    Sorry Salil but you must be every young if you don’t remember the major fiascos that happened when such economic policy was solely in the hands of a Chancellor whose primary concern would be political. Perhaps you don’t remember double digit interest rates, raging inflation,Black Wednesday or the recession of the early ’80’s. Think yourself lucky that our economy isn’t so bound up to political expediency or we might end up back where we were in the ’70s or ’80’s and I can assure you that this would be a bad place to be.

  • salil chaudhari 5th February 2010 at 11:13 am

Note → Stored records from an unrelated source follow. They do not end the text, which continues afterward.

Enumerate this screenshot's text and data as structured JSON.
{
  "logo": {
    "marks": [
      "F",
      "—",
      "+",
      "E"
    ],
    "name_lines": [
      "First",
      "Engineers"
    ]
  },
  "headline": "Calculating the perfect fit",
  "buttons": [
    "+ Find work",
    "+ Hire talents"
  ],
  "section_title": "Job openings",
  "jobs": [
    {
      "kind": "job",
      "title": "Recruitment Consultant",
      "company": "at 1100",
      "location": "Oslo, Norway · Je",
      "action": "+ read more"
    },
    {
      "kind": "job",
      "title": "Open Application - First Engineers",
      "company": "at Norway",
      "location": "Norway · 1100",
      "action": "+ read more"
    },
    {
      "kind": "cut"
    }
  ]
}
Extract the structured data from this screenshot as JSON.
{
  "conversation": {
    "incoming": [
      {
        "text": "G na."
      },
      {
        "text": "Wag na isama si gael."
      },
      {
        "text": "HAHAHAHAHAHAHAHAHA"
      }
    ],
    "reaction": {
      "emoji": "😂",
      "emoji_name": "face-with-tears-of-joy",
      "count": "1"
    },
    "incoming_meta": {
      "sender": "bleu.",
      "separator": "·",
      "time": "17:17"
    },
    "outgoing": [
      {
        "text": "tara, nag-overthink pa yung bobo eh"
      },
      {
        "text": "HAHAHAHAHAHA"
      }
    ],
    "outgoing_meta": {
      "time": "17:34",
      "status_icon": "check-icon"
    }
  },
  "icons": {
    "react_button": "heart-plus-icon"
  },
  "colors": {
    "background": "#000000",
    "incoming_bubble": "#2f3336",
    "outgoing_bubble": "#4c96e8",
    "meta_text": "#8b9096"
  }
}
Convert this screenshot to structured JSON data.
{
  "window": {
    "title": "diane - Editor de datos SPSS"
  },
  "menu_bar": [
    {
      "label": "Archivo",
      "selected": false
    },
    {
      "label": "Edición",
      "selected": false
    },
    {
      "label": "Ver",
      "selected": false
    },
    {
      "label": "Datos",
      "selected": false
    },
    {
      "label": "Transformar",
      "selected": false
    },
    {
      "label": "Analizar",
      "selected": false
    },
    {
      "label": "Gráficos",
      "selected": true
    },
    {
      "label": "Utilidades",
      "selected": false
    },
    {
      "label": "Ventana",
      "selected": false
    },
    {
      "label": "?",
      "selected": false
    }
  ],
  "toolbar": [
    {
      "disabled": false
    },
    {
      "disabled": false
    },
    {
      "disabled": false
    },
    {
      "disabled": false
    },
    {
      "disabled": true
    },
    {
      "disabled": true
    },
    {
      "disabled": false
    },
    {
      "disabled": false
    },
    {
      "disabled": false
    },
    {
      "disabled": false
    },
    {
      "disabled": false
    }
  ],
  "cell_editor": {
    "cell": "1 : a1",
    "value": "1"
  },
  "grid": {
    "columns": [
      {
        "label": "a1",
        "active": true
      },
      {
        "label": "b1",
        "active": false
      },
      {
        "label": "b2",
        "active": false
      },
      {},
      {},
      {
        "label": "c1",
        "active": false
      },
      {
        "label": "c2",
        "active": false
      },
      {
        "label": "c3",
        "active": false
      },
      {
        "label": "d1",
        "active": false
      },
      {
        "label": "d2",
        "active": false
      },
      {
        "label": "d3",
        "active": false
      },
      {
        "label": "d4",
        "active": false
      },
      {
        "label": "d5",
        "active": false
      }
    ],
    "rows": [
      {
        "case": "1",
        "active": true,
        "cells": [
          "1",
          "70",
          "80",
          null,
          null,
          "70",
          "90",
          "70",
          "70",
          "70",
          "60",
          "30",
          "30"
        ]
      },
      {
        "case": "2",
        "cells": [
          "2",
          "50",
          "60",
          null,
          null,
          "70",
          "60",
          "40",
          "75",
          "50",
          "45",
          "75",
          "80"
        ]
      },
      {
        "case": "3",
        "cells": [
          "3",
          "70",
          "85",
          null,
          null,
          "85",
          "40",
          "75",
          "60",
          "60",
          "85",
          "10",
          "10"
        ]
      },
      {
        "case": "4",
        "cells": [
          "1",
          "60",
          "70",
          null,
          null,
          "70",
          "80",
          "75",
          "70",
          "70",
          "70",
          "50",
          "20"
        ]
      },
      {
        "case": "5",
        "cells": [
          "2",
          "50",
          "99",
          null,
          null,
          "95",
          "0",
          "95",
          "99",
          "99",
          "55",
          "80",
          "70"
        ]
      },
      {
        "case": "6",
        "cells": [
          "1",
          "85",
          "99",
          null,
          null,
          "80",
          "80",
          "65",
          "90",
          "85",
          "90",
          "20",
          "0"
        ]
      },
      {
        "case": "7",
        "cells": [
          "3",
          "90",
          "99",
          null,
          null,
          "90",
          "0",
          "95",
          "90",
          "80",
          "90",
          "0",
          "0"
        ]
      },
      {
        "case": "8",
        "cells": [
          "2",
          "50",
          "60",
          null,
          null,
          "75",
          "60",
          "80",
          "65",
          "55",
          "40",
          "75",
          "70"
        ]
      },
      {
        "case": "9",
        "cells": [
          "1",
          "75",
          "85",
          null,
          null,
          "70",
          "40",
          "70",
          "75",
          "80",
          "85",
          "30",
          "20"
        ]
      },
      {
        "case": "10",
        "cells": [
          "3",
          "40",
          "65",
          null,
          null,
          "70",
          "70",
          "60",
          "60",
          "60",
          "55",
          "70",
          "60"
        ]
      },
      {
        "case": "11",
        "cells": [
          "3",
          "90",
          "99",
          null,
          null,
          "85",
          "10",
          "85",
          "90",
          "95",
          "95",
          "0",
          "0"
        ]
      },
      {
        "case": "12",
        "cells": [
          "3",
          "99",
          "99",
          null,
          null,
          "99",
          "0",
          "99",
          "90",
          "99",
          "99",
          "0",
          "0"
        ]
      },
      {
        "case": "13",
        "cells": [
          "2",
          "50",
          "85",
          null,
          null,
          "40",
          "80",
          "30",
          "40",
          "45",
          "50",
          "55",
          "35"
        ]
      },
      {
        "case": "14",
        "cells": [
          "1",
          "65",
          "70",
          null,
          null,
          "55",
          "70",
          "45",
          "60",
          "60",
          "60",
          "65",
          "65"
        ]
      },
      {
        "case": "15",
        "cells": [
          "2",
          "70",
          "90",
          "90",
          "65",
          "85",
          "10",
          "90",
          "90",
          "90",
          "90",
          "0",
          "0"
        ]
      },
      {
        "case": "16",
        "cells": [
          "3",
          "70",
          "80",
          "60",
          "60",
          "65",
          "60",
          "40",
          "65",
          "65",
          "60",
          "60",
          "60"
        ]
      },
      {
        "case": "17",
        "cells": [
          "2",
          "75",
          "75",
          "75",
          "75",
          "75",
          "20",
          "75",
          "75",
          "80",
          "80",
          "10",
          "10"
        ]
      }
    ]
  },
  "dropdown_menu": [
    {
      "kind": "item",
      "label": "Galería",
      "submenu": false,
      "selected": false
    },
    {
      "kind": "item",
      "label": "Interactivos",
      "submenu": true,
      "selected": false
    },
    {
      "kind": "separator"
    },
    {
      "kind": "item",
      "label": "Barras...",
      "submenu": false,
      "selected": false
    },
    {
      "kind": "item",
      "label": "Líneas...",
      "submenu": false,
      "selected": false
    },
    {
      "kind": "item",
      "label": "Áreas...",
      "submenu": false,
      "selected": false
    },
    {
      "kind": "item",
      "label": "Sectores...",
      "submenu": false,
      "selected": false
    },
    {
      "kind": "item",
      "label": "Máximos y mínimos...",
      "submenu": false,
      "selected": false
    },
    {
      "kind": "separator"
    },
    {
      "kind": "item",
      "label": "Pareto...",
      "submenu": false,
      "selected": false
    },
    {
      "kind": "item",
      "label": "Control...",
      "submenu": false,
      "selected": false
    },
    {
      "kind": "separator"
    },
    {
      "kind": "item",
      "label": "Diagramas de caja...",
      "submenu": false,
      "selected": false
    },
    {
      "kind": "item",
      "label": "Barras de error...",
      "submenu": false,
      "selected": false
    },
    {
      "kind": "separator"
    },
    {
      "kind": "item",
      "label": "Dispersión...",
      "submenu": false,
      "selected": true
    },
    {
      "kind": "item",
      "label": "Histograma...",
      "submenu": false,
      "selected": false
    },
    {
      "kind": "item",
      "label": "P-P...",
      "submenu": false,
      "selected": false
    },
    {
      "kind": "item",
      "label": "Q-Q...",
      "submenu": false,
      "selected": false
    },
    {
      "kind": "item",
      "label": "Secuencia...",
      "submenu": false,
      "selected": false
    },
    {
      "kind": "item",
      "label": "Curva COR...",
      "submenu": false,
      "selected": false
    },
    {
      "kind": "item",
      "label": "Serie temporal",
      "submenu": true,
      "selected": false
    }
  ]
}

    The BOE was wrong to stop QE programme. It should have continued with another £50-£70bn in chunks of around £20bn due to spare capacity in the economy. Both political parties have pledged to implement fiscal tightening.We are already seeing financial earthquakes in Greece, Spain and Portugal with devastating effects on world financial markets.The Euro will crash further as the multiplier effect spreads to the other Eurozone countries as money flows out of the high budget deficit countries. The government should take charge of the steering of the UK ship from the BOE.